When the Xbox Series X was first announced nearly two years ago plenty of people collectively groaned at the name. It’s unnecessarily clunky and long and it’s so close to the names given to the current (soon to be previous) generation of hardware that confusion was bound to be an issue. Many brushed those concerns away, saying they were unfounded and that people would soon learn the difference. “Microsoft will do a good job of differentiating them, you’ll see!” they said, unaware of what the future held.
X marks the spot
If yesterday’s pre-order opening for the Xbox Series X is anything to go by, Microsoft did a monumentally poor job at separating the Xbox One X and Xbox Series X. Looking at sales figures pulled from Amazon, where pre-orders for the Series X opened yesterday (among other places), that wasn’t the console that sold phenomenally well. Nope, the Xbox One X (which is the old one, for those playing the home game) saw sales spike by over 700% yesterday. There will be loads of very disappointed people when the penny finally drops.
Xbox One X sales rank is up 747% on Amazon lol…
— Andrew Alerts (@AndrewAlerts) September 22, 2020
It’s an act of human error and is more than a little silly but, honestly, can you blame people? With the PS5 pre-order debacle — where consoles sold out in short order — showing how quickly people needed to move to get their next-gen console, people obviously panicked. The console titles are similar enough that even we at the office have often confused the pair. Come on, there are three Xs’ to remember each time you write either one of them. That’s just a recipe for confusion right there, tech journalist or not.

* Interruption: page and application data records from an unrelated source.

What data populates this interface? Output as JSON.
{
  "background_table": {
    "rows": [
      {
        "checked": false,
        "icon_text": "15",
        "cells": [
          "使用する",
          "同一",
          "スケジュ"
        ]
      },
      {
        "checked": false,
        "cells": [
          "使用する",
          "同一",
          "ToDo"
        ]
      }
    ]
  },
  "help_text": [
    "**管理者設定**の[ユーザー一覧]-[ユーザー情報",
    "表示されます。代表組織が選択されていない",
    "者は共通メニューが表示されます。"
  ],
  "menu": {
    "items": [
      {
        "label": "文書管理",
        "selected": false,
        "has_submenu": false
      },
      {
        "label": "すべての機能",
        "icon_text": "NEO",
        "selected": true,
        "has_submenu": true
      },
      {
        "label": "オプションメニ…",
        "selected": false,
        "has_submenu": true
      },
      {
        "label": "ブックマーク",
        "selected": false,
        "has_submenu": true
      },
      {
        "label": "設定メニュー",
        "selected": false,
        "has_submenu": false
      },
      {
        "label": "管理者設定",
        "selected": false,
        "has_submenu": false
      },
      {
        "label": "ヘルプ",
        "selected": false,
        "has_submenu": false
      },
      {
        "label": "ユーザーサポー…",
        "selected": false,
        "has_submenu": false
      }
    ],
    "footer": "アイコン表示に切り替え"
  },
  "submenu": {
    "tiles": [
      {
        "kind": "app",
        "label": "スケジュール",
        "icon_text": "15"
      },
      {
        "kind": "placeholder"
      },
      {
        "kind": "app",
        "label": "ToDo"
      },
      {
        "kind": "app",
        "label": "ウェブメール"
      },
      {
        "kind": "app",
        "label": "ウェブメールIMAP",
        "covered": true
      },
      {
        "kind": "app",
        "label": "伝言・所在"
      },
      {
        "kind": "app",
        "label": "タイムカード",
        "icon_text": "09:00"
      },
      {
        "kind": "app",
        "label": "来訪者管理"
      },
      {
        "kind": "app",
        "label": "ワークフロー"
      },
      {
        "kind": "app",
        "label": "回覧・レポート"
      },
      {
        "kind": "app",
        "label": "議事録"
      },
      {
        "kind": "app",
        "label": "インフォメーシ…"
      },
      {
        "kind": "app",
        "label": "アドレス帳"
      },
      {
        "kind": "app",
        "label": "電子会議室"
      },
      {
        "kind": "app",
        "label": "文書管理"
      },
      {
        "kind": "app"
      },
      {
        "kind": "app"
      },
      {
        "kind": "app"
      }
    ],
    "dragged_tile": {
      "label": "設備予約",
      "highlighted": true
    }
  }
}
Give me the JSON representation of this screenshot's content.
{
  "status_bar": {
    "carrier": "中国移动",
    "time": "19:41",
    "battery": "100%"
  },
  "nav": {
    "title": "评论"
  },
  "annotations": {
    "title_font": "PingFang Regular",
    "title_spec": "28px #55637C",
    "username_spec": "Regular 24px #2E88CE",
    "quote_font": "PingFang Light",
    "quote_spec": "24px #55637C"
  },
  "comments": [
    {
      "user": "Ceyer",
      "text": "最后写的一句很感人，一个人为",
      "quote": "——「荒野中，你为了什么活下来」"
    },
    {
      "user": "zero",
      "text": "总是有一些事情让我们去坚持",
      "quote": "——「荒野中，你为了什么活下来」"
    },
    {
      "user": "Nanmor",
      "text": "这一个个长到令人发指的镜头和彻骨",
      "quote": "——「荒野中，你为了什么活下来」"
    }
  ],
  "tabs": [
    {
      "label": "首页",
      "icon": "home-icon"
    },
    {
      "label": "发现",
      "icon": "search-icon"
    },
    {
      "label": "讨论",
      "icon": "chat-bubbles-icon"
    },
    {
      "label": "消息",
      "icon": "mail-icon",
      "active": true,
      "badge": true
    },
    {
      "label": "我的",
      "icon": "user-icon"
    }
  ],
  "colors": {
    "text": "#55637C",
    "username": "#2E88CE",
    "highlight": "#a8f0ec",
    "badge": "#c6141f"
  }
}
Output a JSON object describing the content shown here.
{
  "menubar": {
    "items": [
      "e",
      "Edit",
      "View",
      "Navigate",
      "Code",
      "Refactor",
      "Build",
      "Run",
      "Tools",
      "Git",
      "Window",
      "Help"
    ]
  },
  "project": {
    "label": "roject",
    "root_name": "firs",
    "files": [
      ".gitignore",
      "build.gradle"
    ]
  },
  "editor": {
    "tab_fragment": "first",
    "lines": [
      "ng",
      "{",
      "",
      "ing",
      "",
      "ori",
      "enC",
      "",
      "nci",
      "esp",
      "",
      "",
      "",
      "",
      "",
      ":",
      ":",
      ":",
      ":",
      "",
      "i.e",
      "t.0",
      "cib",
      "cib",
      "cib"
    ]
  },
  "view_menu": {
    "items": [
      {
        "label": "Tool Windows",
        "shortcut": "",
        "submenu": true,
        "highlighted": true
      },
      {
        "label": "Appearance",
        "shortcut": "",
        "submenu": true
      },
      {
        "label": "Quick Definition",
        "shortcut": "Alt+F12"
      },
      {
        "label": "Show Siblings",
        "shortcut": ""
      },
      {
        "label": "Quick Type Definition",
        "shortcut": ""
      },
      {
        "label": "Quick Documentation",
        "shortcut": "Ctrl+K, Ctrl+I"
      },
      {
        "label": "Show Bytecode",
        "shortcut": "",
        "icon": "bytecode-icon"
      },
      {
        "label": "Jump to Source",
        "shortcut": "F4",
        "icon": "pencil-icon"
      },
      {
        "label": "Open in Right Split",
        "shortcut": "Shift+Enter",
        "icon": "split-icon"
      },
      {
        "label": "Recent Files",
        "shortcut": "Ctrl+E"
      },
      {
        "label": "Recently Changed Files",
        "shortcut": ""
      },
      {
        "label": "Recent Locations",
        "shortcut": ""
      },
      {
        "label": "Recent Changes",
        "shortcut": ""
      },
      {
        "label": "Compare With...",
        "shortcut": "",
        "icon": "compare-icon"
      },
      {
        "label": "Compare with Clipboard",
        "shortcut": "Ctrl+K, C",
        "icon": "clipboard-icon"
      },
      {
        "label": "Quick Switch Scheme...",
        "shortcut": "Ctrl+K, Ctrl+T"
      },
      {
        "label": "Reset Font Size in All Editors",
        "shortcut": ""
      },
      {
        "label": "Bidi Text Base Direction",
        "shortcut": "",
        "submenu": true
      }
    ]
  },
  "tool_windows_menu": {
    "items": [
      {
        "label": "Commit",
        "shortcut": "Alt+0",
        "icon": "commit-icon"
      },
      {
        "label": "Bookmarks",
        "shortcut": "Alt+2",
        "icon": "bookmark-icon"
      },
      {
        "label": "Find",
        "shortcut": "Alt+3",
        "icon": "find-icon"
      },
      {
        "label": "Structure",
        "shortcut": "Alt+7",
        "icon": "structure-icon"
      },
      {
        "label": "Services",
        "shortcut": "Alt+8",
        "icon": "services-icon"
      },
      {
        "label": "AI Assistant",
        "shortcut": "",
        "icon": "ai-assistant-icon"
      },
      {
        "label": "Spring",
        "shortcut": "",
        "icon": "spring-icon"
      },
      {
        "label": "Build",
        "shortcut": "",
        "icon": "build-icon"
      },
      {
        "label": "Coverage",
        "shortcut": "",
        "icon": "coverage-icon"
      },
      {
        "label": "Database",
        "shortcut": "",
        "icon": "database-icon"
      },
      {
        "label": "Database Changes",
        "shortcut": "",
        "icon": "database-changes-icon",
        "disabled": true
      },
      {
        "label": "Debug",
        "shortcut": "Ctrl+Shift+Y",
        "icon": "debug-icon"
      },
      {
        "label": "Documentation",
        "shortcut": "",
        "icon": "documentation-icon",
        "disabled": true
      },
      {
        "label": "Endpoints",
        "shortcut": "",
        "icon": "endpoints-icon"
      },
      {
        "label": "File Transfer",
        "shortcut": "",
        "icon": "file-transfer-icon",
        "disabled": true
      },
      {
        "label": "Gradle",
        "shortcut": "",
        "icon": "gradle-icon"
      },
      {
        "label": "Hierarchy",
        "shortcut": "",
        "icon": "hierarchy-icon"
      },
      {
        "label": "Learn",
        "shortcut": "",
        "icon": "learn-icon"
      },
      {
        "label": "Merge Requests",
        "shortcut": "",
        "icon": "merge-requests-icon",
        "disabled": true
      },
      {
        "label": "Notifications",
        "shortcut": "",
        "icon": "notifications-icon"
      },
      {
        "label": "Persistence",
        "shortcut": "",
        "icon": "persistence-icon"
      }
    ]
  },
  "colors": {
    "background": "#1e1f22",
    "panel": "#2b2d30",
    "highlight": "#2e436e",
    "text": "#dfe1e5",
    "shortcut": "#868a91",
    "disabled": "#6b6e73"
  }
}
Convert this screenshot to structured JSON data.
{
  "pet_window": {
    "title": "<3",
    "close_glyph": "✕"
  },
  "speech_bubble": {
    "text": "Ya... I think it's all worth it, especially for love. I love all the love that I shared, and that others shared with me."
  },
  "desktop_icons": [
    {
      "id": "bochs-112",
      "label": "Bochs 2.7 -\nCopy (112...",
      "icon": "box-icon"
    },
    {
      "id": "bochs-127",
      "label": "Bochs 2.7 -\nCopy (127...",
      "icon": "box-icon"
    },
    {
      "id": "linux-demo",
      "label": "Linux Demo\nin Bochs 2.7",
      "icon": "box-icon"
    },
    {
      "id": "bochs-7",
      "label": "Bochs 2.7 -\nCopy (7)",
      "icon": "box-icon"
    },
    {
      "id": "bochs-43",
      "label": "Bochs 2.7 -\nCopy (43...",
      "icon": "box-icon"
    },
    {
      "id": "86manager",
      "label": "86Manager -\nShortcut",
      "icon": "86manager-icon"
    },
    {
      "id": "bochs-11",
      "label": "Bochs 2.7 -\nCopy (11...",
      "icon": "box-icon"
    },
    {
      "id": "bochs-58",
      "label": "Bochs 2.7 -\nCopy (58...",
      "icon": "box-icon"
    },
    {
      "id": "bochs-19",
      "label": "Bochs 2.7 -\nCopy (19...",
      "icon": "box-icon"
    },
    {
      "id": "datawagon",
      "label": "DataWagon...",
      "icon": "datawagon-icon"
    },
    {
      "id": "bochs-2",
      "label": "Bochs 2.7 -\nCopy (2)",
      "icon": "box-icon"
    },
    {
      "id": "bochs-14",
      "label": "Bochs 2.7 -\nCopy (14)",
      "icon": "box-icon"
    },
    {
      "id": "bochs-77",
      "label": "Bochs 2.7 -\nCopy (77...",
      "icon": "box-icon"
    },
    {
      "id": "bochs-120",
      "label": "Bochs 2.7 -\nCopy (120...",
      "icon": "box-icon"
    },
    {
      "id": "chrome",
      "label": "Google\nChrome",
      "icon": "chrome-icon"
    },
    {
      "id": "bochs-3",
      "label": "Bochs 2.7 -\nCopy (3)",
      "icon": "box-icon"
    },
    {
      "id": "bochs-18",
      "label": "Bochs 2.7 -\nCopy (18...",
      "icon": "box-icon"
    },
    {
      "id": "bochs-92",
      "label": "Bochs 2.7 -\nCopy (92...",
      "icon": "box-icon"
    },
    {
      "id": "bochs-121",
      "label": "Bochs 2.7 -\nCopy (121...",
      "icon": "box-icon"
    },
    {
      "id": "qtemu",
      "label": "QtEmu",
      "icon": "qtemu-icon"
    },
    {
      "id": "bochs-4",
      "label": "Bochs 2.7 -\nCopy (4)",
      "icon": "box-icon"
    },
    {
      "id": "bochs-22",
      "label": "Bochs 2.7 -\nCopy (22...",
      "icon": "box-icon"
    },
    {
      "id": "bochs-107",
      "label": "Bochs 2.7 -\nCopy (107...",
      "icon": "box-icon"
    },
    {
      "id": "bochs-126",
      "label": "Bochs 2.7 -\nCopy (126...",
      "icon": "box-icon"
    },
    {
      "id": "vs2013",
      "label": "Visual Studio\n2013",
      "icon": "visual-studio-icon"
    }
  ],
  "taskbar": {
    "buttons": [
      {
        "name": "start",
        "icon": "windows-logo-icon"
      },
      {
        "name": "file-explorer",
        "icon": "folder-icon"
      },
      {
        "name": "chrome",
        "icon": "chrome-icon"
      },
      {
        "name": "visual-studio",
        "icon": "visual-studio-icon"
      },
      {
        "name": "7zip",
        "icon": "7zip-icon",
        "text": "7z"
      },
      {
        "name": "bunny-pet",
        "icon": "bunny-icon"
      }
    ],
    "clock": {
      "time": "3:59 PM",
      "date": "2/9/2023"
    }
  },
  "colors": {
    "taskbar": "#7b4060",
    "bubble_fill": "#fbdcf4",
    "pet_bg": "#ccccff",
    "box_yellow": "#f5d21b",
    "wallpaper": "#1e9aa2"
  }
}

Fortunately for the folks who pre-ordered through Amazon, they should be able to return the purchase but whether there’s any stock left of the Series X… well, they may have to wait a bit. This stands as a warning for all the folks hyped on the new Xbox: Please be aware of what you’re adding to basket or you may be surrounded by some very disappointing faces come the end of the year.
(Source: The Verge)